Dataset rows describing interfaces
>>>>

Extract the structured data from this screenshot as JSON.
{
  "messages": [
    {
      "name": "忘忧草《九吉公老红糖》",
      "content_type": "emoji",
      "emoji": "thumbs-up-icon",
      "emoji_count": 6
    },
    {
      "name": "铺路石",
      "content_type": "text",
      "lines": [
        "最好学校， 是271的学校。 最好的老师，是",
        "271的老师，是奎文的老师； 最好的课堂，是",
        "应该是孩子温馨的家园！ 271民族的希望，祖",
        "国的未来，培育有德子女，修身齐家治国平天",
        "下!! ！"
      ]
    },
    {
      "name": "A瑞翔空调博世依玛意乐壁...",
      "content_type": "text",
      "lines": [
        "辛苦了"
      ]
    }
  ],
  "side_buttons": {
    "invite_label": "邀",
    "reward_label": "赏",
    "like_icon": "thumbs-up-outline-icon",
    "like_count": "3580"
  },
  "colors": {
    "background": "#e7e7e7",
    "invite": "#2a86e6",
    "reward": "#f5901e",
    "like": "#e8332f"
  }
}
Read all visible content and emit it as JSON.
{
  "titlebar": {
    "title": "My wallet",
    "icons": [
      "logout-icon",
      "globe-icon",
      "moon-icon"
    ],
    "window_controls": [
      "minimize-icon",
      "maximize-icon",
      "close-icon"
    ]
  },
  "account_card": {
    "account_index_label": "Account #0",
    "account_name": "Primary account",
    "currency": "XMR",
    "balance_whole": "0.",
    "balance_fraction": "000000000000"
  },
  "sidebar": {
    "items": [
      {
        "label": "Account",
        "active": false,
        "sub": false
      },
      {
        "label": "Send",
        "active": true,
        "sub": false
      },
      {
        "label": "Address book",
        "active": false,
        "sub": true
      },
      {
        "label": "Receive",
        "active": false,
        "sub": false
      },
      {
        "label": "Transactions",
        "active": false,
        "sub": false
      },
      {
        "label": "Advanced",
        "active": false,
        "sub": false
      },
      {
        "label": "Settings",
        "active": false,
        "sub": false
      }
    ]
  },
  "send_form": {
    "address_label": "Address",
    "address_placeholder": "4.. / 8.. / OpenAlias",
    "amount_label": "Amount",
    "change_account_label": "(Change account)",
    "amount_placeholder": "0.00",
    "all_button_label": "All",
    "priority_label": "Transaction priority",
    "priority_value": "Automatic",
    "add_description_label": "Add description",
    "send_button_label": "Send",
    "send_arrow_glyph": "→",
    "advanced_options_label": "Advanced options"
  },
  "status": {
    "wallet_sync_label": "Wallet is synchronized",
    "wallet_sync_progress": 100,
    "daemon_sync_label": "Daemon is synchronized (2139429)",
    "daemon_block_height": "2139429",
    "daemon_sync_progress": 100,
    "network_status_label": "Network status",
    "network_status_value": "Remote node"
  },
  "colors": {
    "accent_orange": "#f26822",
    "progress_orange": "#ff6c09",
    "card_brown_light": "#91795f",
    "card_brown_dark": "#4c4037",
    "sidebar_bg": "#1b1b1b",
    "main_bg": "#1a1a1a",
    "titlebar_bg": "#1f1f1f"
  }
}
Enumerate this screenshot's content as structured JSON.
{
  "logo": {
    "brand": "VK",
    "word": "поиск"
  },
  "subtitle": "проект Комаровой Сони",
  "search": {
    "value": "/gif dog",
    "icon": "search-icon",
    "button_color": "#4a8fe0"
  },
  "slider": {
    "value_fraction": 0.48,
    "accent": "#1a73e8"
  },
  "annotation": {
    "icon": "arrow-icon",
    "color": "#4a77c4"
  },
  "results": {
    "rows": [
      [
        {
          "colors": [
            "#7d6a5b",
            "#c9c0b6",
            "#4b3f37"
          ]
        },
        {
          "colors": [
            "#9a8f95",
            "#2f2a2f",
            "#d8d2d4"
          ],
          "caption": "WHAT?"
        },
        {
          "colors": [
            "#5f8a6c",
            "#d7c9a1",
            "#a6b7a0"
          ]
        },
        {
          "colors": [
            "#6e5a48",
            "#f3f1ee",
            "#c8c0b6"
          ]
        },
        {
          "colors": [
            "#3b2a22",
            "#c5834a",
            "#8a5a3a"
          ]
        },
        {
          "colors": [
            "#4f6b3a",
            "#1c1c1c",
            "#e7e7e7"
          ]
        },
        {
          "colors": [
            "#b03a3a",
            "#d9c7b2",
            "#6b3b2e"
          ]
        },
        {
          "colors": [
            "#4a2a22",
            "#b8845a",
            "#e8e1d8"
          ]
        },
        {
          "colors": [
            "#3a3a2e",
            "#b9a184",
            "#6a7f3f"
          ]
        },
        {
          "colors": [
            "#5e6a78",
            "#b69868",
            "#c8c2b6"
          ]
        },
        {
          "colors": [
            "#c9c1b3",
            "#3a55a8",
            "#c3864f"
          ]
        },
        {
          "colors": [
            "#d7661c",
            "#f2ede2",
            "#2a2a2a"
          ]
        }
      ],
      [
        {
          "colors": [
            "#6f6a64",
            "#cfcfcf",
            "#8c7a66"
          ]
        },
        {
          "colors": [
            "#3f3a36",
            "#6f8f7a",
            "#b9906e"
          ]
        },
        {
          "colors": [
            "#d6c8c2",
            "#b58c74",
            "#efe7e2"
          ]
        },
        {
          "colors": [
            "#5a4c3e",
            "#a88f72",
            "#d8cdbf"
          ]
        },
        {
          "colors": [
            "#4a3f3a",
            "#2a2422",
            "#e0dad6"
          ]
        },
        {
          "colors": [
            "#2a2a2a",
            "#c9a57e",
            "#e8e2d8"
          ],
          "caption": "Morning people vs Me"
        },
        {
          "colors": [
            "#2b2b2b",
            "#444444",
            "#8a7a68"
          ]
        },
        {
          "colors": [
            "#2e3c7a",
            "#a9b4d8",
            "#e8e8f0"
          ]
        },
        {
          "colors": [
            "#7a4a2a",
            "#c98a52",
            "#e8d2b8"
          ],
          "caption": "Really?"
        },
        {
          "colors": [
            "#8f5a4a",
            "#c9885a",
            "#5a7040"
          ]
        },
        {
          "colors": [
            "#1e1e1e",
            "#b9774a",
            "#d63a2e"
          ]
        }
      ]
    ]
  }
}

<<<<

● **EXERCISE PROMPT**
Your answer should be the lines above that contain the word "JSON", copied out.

● **RESULT FOR THIS EXERCISE**
Extract the structured data from this screenshot as JSON.
Read all visible content and emit it as JSON.
Enumerate this screenshot's content as structured JSON.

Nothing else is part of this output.